● **Exercise directions**: Please copy each line of the records below that includes the word "title".
Data supplied Block Start
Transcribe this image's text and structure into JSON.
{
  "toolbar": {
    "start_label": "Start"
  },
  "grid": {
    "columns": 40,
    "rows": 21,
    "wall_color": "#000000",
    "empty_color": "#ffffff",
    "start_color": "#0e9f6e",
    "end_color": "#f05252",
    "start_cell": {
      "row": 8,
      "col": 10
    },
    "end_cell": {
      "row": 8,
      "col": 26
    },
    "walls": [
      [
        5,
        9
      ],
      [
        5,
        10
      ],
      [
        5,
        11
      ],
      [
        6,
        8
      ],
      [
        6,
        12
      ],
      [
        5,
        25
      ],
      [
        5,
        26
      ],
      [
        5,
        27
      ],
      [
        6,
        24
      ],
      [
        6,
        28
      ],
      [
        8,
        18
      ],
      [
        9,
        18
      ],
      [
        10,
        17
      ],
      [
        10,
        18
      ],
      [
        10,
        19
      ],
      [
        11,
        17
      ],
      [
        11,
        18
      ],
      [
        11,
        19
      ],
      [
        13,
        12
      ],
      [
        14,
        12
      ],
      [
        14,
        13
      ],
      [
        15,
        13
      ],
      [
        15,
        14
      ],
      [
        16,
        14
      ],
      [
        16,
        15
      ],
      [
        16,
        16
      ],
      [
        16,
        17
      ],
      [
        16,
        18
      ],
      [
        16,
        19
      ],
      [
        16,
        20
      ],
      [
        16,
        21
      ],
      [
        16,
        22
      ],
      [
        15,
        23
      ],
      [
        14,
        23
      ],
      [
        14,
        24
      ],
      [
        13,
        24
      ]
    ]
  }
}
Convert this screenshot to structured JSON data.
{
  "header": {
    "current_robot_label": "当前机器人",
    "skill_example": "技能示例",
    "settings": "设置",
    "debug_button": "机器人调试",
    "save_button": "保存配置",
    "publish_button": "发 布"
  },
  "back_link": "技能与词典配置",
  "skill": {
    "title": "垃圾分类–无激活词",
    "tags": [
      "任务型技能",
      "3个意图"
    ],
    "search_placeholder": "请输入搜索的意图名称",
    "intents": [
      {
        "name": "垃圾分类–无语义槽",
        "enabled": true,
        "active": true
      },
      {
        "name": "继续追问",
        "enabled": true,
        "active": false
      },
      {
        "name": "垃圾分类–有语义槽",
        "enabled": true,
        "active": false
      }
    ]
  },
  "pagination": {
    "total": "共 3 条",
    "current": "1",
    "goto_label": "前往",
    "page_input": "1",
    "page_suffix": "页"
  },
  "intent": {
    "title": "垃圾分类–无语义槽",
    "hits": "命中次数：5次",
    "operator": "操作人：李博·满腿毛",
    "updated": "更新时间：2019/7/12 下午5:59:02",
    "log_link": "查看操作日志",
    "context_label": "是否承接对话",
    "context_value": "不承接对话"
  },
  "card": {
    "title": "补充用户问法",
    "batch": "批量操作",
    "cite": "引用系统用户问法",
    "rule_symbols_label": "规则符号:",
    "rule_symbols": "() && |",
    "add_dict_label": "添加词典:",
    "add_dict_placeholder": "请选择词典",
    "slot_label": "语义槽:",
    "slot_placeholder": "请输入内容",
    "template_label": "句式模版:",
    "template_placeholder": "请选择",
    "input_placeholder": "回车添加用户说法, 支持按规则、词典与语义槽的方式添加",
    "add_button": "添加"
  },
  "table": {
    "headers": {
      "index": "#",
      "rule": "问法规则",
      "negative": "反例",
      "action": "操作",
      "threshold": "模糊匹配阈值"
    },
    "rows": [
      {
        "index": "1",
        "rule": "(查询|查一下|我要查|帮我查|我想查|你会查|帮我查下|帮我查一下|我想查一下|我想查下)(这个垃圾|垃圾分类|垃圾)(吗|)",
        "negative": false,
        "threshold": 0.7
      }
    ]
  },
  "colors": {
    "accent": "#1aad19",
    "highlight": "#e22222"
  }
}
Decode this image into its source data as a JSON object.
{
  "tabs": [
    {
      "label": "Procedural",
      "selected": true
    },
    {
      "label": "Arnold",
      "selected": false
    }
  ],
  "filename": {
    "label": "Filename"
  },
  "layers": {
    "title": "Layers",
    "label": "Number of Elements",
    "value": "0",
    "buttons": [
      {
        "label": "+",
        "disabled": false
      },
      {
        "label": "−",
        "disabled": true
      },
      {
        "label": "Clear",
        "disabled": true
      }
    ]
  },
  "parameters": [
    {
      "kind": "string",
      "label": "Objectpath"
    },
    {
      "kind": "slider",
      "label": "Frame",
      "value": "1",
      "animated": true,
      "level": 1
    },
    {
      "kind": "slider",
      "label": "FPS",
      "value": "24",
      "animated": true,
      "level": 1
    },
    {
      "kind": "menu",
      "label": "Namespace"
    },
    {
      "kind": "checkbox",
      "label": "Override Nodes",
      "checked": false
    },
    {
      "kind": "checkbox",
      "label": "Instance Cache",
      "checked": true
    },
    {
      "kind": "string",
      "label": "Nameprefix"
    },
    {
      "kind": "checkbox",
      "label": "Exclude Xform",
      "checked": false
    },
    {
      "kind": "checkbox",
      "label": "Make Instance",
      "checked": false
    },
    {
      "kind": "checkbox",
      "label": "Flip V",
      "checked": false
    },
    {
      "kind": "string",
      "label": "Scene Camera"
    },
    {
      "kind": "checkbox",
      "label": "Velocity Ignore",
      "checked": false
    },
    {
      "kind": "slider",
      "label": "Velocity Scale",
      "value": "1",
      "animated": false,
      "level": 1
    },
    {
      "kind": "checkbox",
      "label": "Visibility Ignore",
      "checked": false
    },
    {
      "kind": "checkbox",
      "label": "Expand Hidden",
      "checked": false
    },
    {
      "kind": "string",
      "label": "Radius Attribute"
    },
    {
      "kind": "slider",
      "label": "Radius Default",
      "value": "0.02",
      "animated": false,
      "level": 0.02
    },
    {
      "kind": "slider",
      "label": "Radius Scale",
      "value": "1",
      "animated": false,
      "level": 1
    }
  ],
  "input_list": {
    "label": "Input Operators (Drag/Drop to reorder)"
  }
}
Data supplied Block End
● **Reply**:
    "title": "垃圾分类–无激活词",
    "title": "垃圾分类–无语义槽",
    "title": "补充用户问法",
    "title": "Layers",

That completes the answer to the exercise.